For companies that operate in international jurisdictions, it is vital to stay up-to-date on legislative actions that affect data retention policies and compliance. This allows companies to make internal adjustments as necessary and to avoid costly sanctions and other harmful penalties for non-compliance. Here are just a few upcoming laws worth noting:
European Union – General Data Protection Regulation: In May of 2016, EU policy makers implemented a comprehensive legislative reform of personal data protection rules. Going into effect on May 25, 2018, it places a high standard of protection on personal data held by companies by regulating the collection, use, storage, and breach notification protocol of such data. The regulation also imposes sharply increased fines and sanctions for violations. Broad in scope, it will particularly affect industries such as the financial sector, which by nature collects and stores large amounts of personal data. Read more here.
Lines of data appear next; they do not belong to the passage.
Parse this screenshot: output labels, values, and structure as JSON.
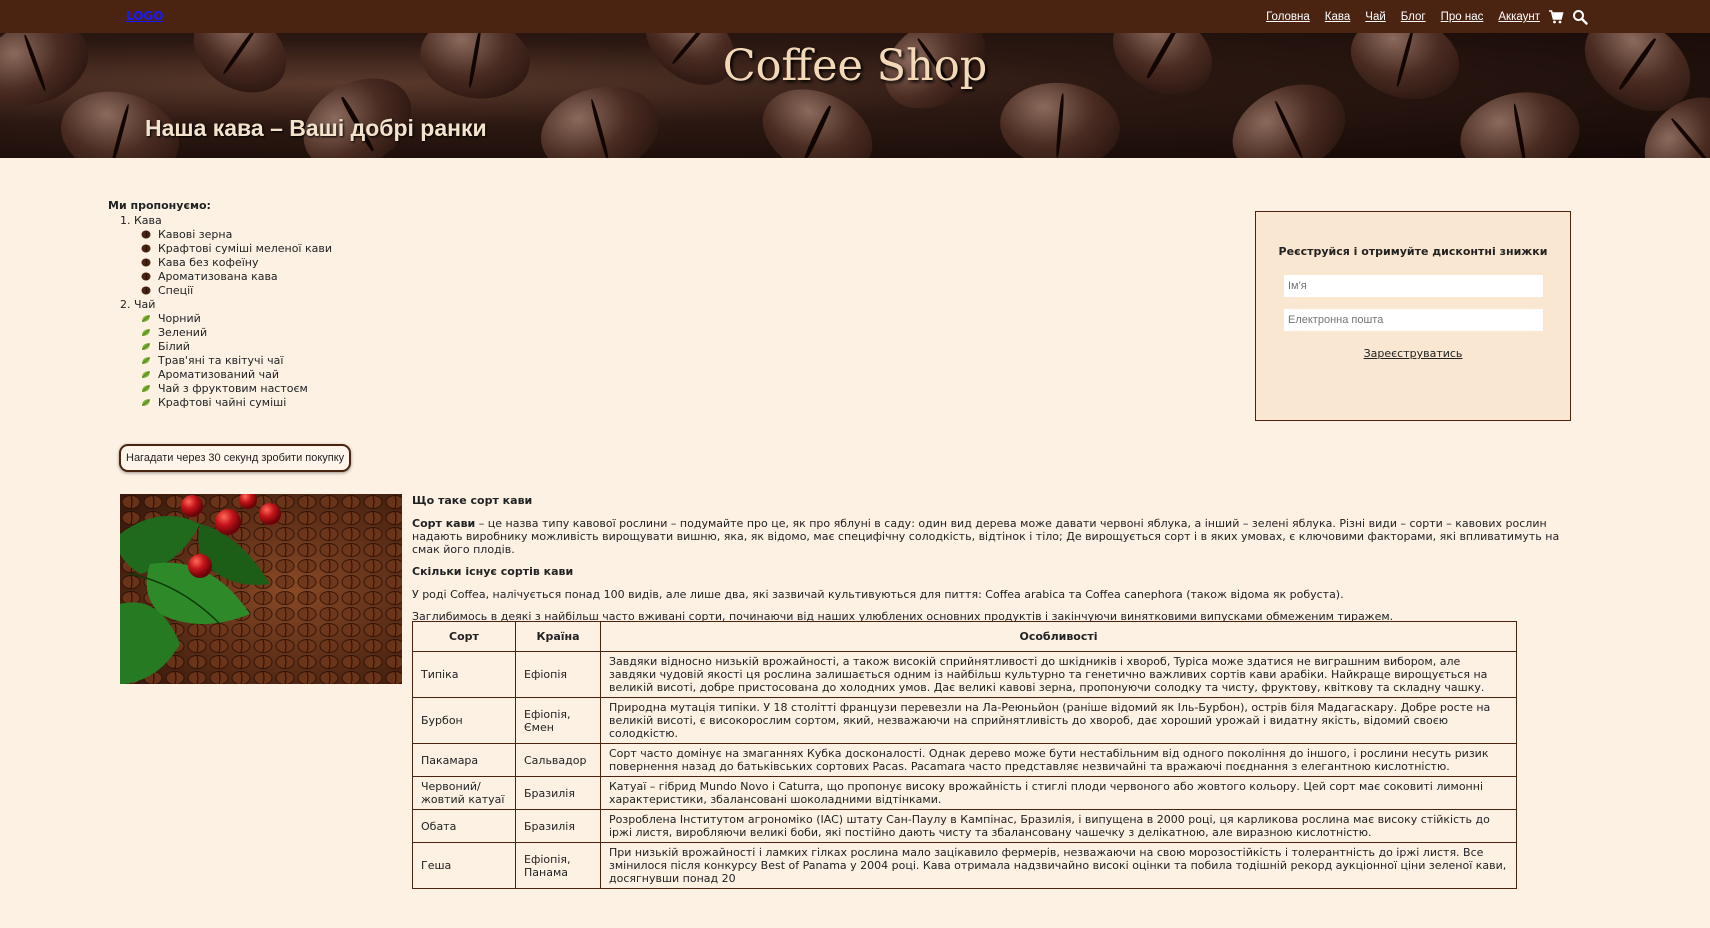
{
  "nav": {
    "logo": "LOGO",
    "links": [
      "Головна",
      "Кава",
      "Чай",
      "Блог",
      "Про нас",
      "Аккаунт"
    ],
    "icons": [
      "cart-icon",
      "search-icon"
    ]
  },
  "hero": {
    "title": "Coffee Shop",
    "subtitle": "Наша кава – Ваші добрі ранки"
  },
  "offer": {
    "title": "Ми пропонуємо:",
    "groups": [
      {
        "label": "1. Кава",
        "items": [
          "Кавові зерна",
          "Крафтові суміші меленої кави",
          "Кава без кофеїну",
          "Ароматизована кава",
          "Спеції"
        ]
      },
      {
        "label": "2. Чай",
        "items": [
          "Чорний",
          "Зелений",
          "Білий",
          "Трав'яні та квітучі чаї",
          "Ароматизований чай",
          "Чай з фруктовим настоєм",
          "Крафтові чайні суміші"
        ]
      }
    ]
  },
  "register": {
    "title": "Реєструйся і отримуйте дисконтні знижки",
    "name_placeholder": "Ім'я",
    "email_placeholder": "Електронна пошта",
    "submit": "Зареєструватись"
  },
  "reminder": {
    "label": "Нагадати через 30 секунд зробити покупку"
  },
  "article": {
    "h1": "Що таке сорт кави",
    "p1_bold": "Сорт кави",
    "p1": " – це назва типу кавової рослини – подумайте про це, як про яблуні в саду: один вид дерева може давати червоні яблука, а інший – зелені яблука. Різні види – сорти – кавових рослин надають виробнику можливість вирощувати вишню, яка, як відомо, має специфічну солодкість, відтінок і тіло; Де вирощується сорт і в яких умовах, є ключовими факторами, які впливатимуть на смак його плодів.",
    "h2": "Скільки існує сортів кави",
    "p2": "У роді Coffea, налічується понад 100 видів, але лише два, які зазвичай культивуються для пиття: Coffea arabica та Coffea canephora (також відома як робуста).",
    "p3": "Заглибимось в деякі з найбільш часто вживані сорти, починаючи від наших улюблених основних продуктів і закінчуючи винятковими випусками обмеженим тиражем."
  },
  "table": {
    "headers": [
      "Сорт",
      "Країна",
      "Особливості"
    ],
    "rows": [
      [
        "Типіка",
        "Ефіопія",
        "Завдяки відносно низькій врожайності, а також високій сприйнятливості до шкідників і хвороб, Typica може здатися не виграшним вибором, але завдяки чудовій якості ця рослина залишається одним із найбільш культурно та генетично важливих сортів кави арабіки. Найкраще вирощується на великій висоті, добре пристосована до холодних умов. Дає великі кавові зерна, пропонуючи солодку та чисту, фруктову, квіткову та складну чашку."
      ],
      [
        "Бурбон",
        "Ефіопія, Ємен",
        "Природна мутація типіки. У 18 столітті французи перевезли на Ла-Реюньйон (раніше відомий як Іль-Бурбон), острів біля Мадагаскару. Добре росте на великій висоті, є високорослим сортом, який, незважаючи на сприйнятливість до хвороб, дає хороший урожай і видатну якість, відомий своєю солодкістю."
      ],
      [
        "Пакамара",
        "Сальвадор",
        "Сорт часто домінує на змаганнях Кубка досконалості. Однак дерево може бути нестабільним від одного покоління до іншого, і рослини несуть ризик повернення назад до батьківських сортових Pacas. Pacamara часто представляє незвичайні та вражаючі поєднання з елегантною кислотністю."
      ],
      [
        "Червоний/ жовтий катуаї",
        "Бразилія",
        "Катуаї – гібрид Mundo Novo і Caturra, що пропонує високу врожайність і стиглі плоди червоного або жовтого кольору. Цей сорт має соковиті лимонні характеристики, збалансовані шоколадними відтінками."
      ],
      [
        "Обата",
        "Бразилія",
        "Розроблена Інститутом агрономіко (IAC) штату Сан-Паулу в Кампінас, Бразилія, і випущена в 2000 році, ця карликова рослина має високу стійкість до іржі листя, виробляючи великі боби, які постійно дають чисту та збалансовану чашечку з делікатною, але виразною кислотністю."
      ],
      [
        "Геша",
        "Ефіопія, Панама",
        "При низькій врожайності і ламких гілках рослина мало зацікавило фермерів, незважаючи на свою морозостійкість і толерантність до іржі листя. Все змінилося після конкурсу Best of Panama у 2004 році. Кава отримала надзвичайно високі оцінки та побила тодішній рекорд аукціонної ціни зеленої кави, досягнувши понад 20"
      ]
    ]
  }
}
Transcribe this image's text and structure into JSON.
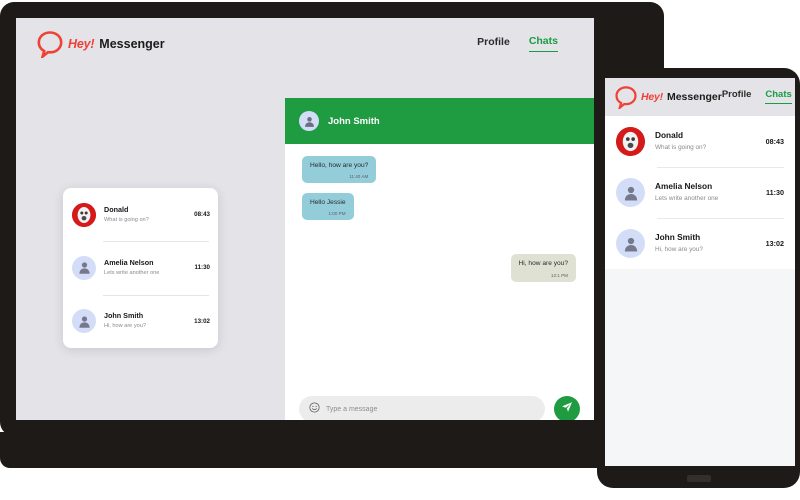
{
  "brand": {
    "hey": "Hey!",
    "name": "Messenger",
    "logo_icon": "speech-bubble-icon",
    "color": "#ef4136"
  },
  "theme": {
    "accent_green": "#1f9c42",
    "incoming_bubble": "#93cdd9",
    "outgoing_bubble": "#dfe1d2",
    "screen_bg": "#e3e3e8"
  },
  "desktop": {
    "nav": {
      "profile": "Profile",
      "chats": "Chats",
      "active": "Chats"
    },
    "chat_list": [
      {
        "name": "Donald",
        "preview": "What is going on?",
        "time": "08:43",
        "avatar": "photo-avatar"
      },
      {
        "name": "Amelia Nelson",
        "preview": "Lets write another one",
        "time": "11:30",
        "avatar": "person-avatar"
      },
      {
        "name": "John Smith",
        "preview": "Hi, how are you?",
        "time": "13:02",
        "avatar": "person-avatar"
      }
    ],
    "conversation": {
      "title": "John Smith",
      "avatar": "person-avatar",
      "messages": [
        {
          "text": "Hello, how are you?",
          "time": "11:40 AM",
          "side": "in"
        },
        {
          "text": "Hello Jessie",
          "time": "1:00 PM",
          "side": "in"
        },
        {
          "text": "Hi, how are you?",
          "time": "12:1 PM",
          "side": "out"
        }
      ],
      "composer": {
        "placeholder": "Type a message",
        "emoji_icon": "smiley-icon",
        "send_icon": "paper-plane-icon"
      }
    }
  },
  "mobile": {
    "nav": {
      "profile": "Profile",
      "chats": "Chats",
      "active": "Chats"
    },
    "chat_list": [
      {
        "name": "Donald",
        "preview": "What is going on?",
        "time": "08:43",
        "avatar": "photo-avatar"
      },
      {
        "name": "Amelia Nelson",
        "preview": "Lets write another one",
        "time": "11:30",
        "avatar": "person-avatar"
      },
      {
        "name": "John Smith",
        "preview": "Hi, how are you?",
        "time": "13:02",
        "avatar": "person-avatar"
      }
    ]
  }
}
Australia – Mandatory Data Breach Notification (MDBN): Introduced into the House of Representatives last month as the Privacy Amendment (Notifiable Data Breaches) Bill and anticipated to take effect in late 2017, the Australia Federal Parliament is expected to pass MDBN. This law will require companies that suffer a suspected data breach that is likely to cause serious harm to both investigate the breach and to notify both the impacted individuals and the Privacy Commissioner of the breach. Previously, companies were not required to notify anyone of a data breach or hack. If passed, MDBN will be implemented as part of Australia’s Privacy Act, broadly affecting companies holding personal data in Australia. Here is the current text of the bill, as it reads in the House.
China – Cybersecurity Law: On November 7th, China’s Standing Committee of the National People’s Congress adopted the Cybersecurity Law. Taking effect on June 1, 2017, this law will have sweeping effects on business operations in China, particularly for internet and technology companies. The law will require network operators to comply with testing and certification requirements that pertain to computer equipment and network operations and will grant the government access to stored data for suspected violations.
This law also includes data localization requirements (personal data on Chinese citizens must be kept on domestic servers), personal data use and disclosure requirements, “real name” polices (users of instant message and other network services are required to register with their real identity), and whistleblower protections, among other things. A variety of penalties are in place for violations, depending on the type and severity of the violation. Here is the final authorized version of the law, as provided by China’s official press agency.
Contact Zasio today to see how our host of software solutions and consulting services can help you stay complaint with your data retention policies and practices.
Disclaimer: The purpose of this post is to provide general education on Information Governance topics. The statements are informational only and do not constitute legal advice. If you have specific questions regarding the application of the law to your business activities, you should seek the advice of your legal counsel.